Medicare prescription drug coverage is available through either stand-alone Medicare Part D prescription drug plans (PDPs) or Medicare Advantage plans that include prescription drug coverage (MAPDs).
Choosing how you receive Medicare drug coverage ultimately depends on your situation and personal preferences - and whether you need only prescription drug coverage or you wish to have prescription drug coverage and additional healthcare coverage.
To help you make a decision, you might want to examine these two types of Medicare plan options based on:
- Coverage - Do you only need drug coverage? Do you already have a Medicare Supplement or other Medical insurance? You cannot use a Medicare Advantage plan with a Medicare Supplement. If you have healthcare through your employer, you probably do not want to enroll into a PDP or an MAPD (or risk losing your employer coverage).
- Complexity - If you choose an MAPD, ask whether your drugs, pharmacies, doctors, specialists, hospitals all included within the plan’s coverage or network? If you rely on a certain group of healthcare providers, you may find that they are not included in your plan’s network - and you will need to have approval to go outside of the plan's network - and may pay more for out-of-network services.
- Availability - Is there a Medicare Advantage plan available in your Service Area (most Medicare Advantage plans are found in population-dense areas)? Is a PDP the only drug plan alternative available for you? Do you have ESRD (kidney failure) that would keep you from enrolling in a MAPD?
- Cost - Are you healthy and looking to avoid the late-enrollment premium penalty? If so, you may wish to just join a $0 premium Medicare Advantage plan (if available) that includes drug coverage (MAPD). If you are unhealthy or have chronic health issues, a Medicare Advantage
plan’s Maximum out of Pocket (MOOP) limit may help contain your annual medical costs (albeit to around $7,550, depending on the plan).
Need to read a little more about Medicare Advantage plans and stand-alone Medicare Part D plans?
Please see our Frequently Asked Questions (FAQs):
Can I be enrolled in more than one Medicare Part D plan?

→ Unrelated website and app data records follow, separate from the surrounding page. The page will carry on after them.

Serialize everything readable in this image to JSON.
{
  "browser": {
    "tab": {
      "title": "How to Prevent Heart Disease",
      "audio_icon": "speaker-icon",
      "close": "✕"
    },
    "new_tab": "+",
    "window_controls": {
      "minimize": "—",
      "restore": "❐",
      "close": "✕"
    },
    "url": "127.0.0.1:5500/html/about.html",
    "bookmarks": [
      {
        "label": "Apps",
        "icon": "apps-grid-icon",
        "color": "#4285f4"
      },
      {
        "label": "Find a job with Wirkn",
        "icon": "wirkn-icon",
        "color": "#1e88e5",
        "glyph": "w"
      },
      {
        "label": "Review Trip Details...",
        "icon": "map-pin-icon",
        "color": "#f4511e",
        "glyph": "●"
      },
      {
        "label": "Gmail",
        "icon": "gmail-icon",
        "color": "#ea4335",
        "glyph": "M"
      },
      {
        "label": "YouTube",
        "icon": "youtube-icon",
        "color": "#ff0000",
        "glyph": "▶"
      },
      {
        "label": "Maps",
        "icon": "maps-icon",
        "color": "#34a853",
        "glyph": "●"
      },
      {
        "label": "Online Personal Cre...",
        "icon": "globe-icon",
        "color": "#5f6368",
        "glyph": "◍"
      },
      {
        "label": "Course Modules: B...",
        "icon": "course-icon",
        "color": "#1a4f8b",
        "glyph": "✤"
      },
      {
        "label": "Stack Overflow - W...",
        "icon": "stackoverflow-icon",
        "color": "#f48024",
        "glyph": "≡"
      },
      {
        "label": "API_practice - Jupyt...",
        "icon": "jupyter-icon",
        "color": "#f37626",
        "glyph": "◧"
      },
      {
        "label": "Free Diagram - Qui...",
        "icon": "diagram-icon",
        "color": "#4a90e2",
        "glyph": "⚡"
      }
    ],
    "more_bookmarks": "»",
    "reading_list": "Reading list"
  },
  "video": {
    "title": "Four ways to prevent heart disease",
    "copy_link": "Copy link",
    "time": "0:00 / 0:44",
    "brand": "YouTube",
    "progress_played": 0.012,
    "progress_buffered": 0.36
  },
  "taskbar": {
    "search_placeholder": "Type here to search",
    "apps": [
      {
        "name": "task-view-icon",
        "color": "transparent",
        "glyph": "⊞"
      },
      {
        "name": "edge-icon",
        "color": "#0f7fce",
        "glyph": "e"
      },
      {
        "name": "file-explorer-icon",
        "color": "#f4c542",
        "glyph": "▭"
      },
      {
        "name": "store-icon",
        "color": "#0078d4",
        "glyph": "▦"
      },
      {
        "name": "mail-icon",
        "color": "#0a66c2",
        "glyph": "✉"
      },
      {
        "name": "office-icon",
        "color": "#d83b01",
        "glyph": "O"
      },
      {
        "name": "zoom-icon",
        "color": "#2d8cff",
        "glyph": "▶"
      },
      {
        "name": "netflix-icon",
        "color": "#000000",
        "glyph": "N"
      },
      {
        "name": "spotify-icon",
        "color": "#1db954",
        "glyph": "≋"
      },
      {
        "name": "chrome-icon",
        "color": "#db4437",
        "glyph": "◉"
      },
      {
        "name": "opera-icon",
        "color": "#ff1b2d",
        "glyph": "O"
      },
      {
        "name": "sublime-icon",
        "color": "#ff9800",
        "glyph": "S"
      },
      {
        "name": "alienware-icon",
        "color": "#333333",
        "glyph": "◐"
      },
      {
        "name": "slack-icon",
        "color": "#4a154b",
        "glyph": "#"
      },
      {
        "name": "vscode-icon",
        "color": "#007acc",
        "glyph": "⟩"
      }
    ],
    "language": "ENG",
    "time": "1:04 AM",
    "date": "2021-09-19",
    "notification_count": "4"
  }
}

You may be enrolled in only one Medicare Part D prescription drug plan at a time.
Many people are confused with the enrollment process and enroll in more than one Part D plan (thinking that they can use both plans). If you have enrolled in two stand-alone Medicare Part D plans, the most recent enrollment is probably effective and the first Part D plan enrollment will be canceled by your re-enrollment. If you are not sure if you are enrolled in a plan, contact the plan first before re-enrolling. When in doubt, you can also telephone Medicare (1-800-633-4227) and ask about your Medicare plan enrollment. Remember
, your Medicare plan will need about 10 business-days to process your enrollment, so make sure you give your Medicare plan a little time before checking on whether your enrollment was effective.
Medicare Part D and VA drug benefits
VA prescription drug coverage can work together with a Medicare Part D plan.
If you are entitled to VA health benefits, your coverage will not change when you are eligible for Medicare. If you decide that VA drug coverage meets your prescription needs, you can choose not to join a Medicare drug plan.
VA prescription drug coverage is considered creditable drug coverage, which means it is at least as good as Medicare drug coverage. If you decide you want to join a Medicare drug plan after you are first eligible, you won't have to pay a late enrollment penalty if you later decide to join a Medicare Part D plan.
Please remember, after the close of your Initial Enrollment Period that if you want to join a Medicare drug plan, you must wait for a valid enrollment period. Again, you will not have to pay a late enrollment penalty with VA drug coverage.